This week was really bad for the euro as an impressive rally of the previous weeks quickly turned into a sharp slide, reducing optimism of euro bulls and making them question sustainability of the current price level.
The shared European currency attempted to hold its ground against the dollar and even rallied against the pound, but any signs of strength waned and the currency abruptly fell after the European Central Bank announced that it’s maintaining the minimum bid rate at 1.25 percent. The rumors about Greece leaving the Eurozone, even after being denied by the officials, further hammered the euro into ground.
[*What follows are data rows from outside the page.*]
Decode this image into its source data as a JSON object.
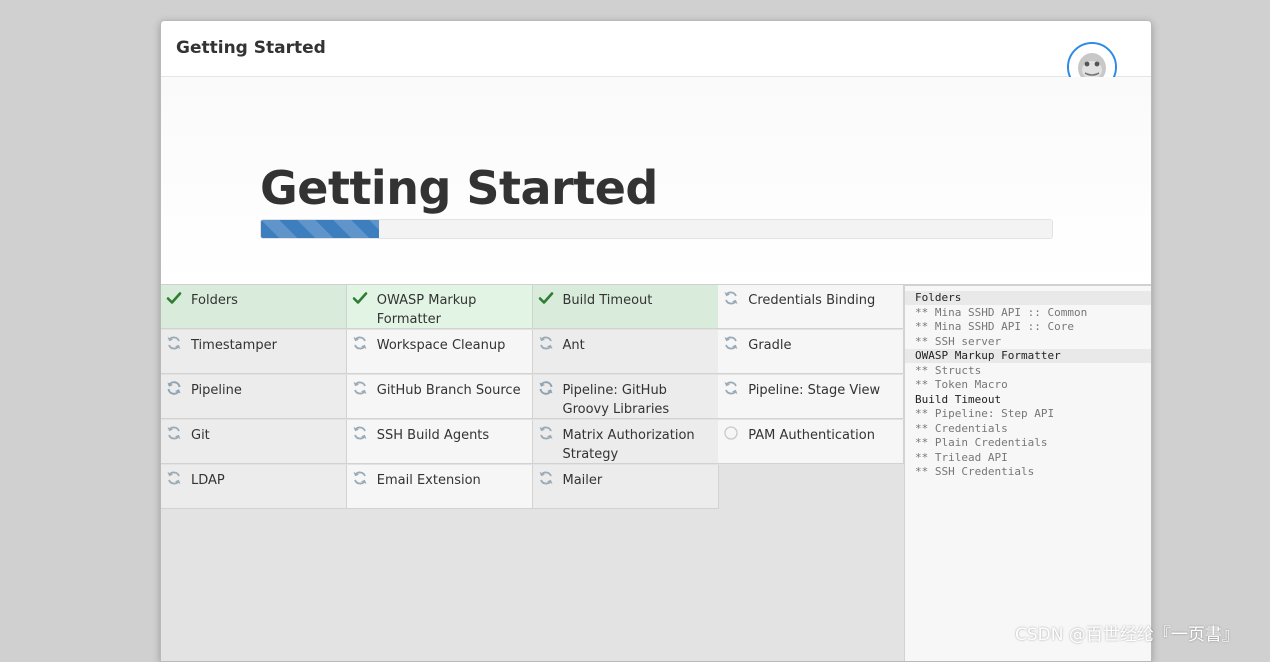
{
  "dialog": {
    "title": "Getting Started"
  },
  "hero": {
    "title": "Getting Started",
    "progress_fraction": 0.149
  },
  "plugins": [
    {
      "label": "Folders",
      "status": "done"
    },
    {
      "label": "OWASP Markup Formatter",
      "status": "done"
    },
    {
      "label": "Build Timeout",
      "status": "done"
    },
    {
      "label": "Credentials Binding",
      "status": "pending"
    },
    {
      "label": "Timestamper",
      "status": "pending"
    },
    {
      "label": "Workspace Cleanup",
      "status": "pending"
    },
    {
      "label": "Ant",
      "status": "pending"
    },
    {
      "label": "Gradle",
      "status": "pending"
    },
    {
      "label": "Pipeline",
      "status": "installing"
    },
    {
      "label": "GitHub Branch Source",
      "status": "pending"
    },
    {
      "label": "Pipeline: GitHub Groovy Libraries",
      "status": "installing"
    },
    {
      "label": "Pipeline: Stage View",
      "status": "pending"
    },
    {
      "label": "Git",
      "status": "pending"
    },
    {
      "label": "SSH Build Agents",
      "status": "pending"
    },
    {
      "label": "Matrix Authorization Strategy",
      "status": "pending"
    },
    {
      "label": "PAM Authentication",
      "status": "idle"
    },
    {
      "label": "LDAP",
      "status": "pending"
    },
    {
      "label": "Email Extension",
      "status": "pending"
    },
    {
      "label": "Mailer",
      "status": "pending"
    }
  ],
  "log": [
    {
      "text": "Folders",
      "kind": "head"
    },
    {
      "text": "** Mina SSHD API :: Common",
      "kind": "dep"
    },
    {
      "text": "** Mina SSHD API :: Core",
      "kind": "dep"
    },
    {
      "text": "** SSH server",
      "kind": "dep"
    },
    {
      "text": "OWASP Markup Formatter",
      "kind": "head"
    },
    {
      "text": "** Structs",
      "kind": "dep"
    },
    {
      "text": "** Token Macro",
      "kind": "dep"
    },
    {
      "text": "Build Timeout",
      "kind": "head"
    },
    {
      "text": "** Pipeline: Step API",
      "kind": "dep"
    },
    {
      "text": "** Credentials",
      "kind": "dep"
    },
    {
      "text": "** Plain Credentials",
      "kind": "dep"
    },
    {
      "text": "** Trilead API",
      "kind": "dep"
    },
    {
      "text": "** SSH Credentials",
      "kind": "dep"
    }
  ],
  "watermark": "CSDN @百世经纶『一页書』",
  "colors": {
    "progress": "#3d7ebf",
    "check": "#2e7d32",
    "spinner": "#9aaab6",
    "avatar_ring": "#2d8ae6"
  }
}
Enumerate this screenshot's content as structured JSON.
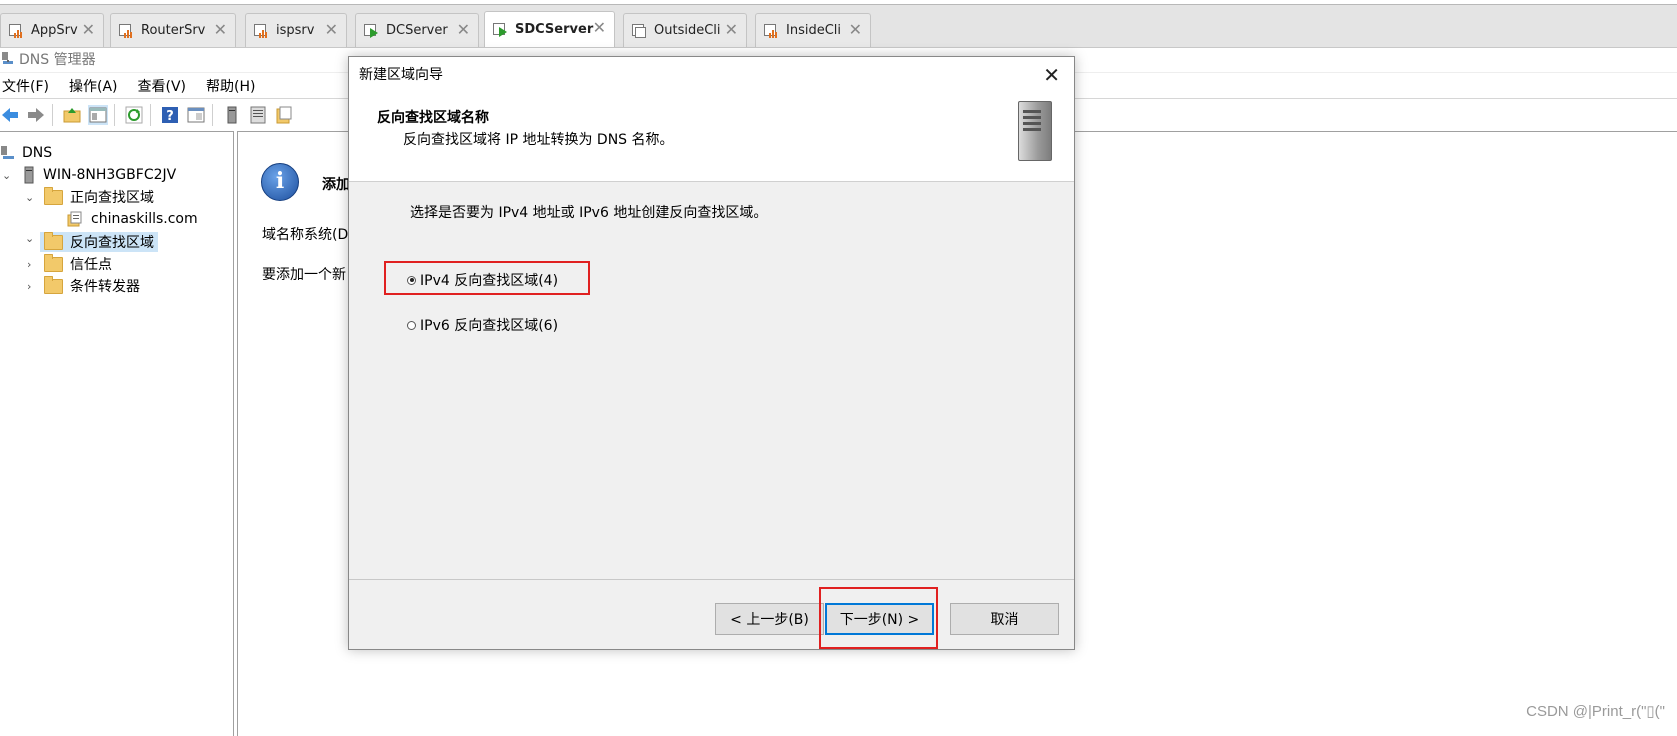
{
  "vm_tabs": [
    {
      "label": "AppSrv",
      "state": "running",
      "active": false
    },
    {
      "label": "RouterSrv",
      "state": "running",
      "active": false
    },
    {
      "label": "ispsrv",
      "state": "running",
      "active": false
    },
    {
      "label": "DCServer",
      "state": "playing",
      "active": false
    },
    {
      "label": "SDCServer",
      "state": "playing",
      "active": true
    },
    {
      "label": "OutsideCli",
      "state": "stopped",
      "active": false
    },
    {
      "label": "InsideCli",
      "state": "running",
      "active": false
    }
  ],
  "tab_close_glyph": "✕",
  "mmc": {
    "title": "DNS 管理器",
    "menu": [
      "文件(F)",
      "操作(A)",
      "查看(V)",
      "帮助(H)"
    ],
    "toolbar_icons": [
      "back-arrow-icon",
      "forward-arrow-icon",
      "up-folder-icon",
      "show-tree-icon",
      "refresh-icon",
      "help-icon",
      "properties-icon",
      "server-icon",
      "list-icon",
      "export-icon"
    ]
  },
  "tree": {
    "root": "DNS",
    "server": "WIN-8NH3GBFC2JV",
    "forward_zones": "正向查找区域",
    "forward_child": "chinaskills.com",
    "reverse_zones": "反向查找区域",
    "trust_points": "信任点",
    "conditional_forwarders": "条件转发器"
  },
  "result_pane": {
    "heading": "添加",
    "line1": "域名称系统(D",
    "line2": "要添加一个新"
  },
  "wizard": {
    "title": "新建区域向导",
    "close_glyph": "✕",
    "header_title": "反向查找区域名称",
    "header_subtitle": "反向查找区域将 IP 地址转换为 DNS 名称。",
    "prompt": "选择是否要为 IPv4 地址或 IPv6 地址创建反向查找区域。",
    "options": [
      {
        "label": "IPv4 反向查找区域(4)",
        "selected": true
      },
      {
        "label": "IPv6 反向查找区域(6)",
        "selected": false
      }
    ],
    "buttons": {
      "back": "< 上一步(B)",
      "next": "下一步(N) >",
      "cancel": "取消"
    }
  },
  "watermark": "CSDN @|Print_r(\"▯(\"",
  "colors": {
    "selection": "#cce4f7",
    "highlight_box": "#e02020",
    "default_button_border": "#0078d7"
  }
}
ECB President
Jean-Claude Trichet mentioned the fiscal difficulties of some countries in his speech after the monetary policy decision:

Turning to fiscal policies, current information points to uneven developments in countries’ adherence to the agreed fiscal consolidation plans. There is a risk that, in some countries, fiscal balances may fall behind the targets agreed by the ECOFIN Council for the necessary and timely correction of excessive deficits. It is essential that all governments meet the fiscal balance targets for 2011 that they have announced. Where necessary, additional corrective measures must be implemented swiftly to ensure progress in achieving fiscal sustainability. The implementation of credible policies is crucial in view of ongoing financial market pressures.

Some economic indicators also gave reason for concerns. The retail sales in the Eurozone posted an unexpected decline by 1.0 percent instead of predicted increase by 0.2 percent. The Deutsche Bundesbank reported that the German factory orders slumped heavily by 4.0 percent. That’s compared to the forecast of the 0.4 percent growth.
EUR/USD closed at 1.4314 this week after rallying from 1.4808 to 1.4939. EUR/JPY dropped from 120.15 to 115.44. The advance of EUR/GBP from 0.8863 to 0.9041 turned into fall to 0.8747 by the end of the week.

If you have any questions, comments or opinions regarding the Euro,
feel free to post them using the commentary form below.

Leave a Reply

Your email address will not be published. Required fields are marked *

38 − thirty two =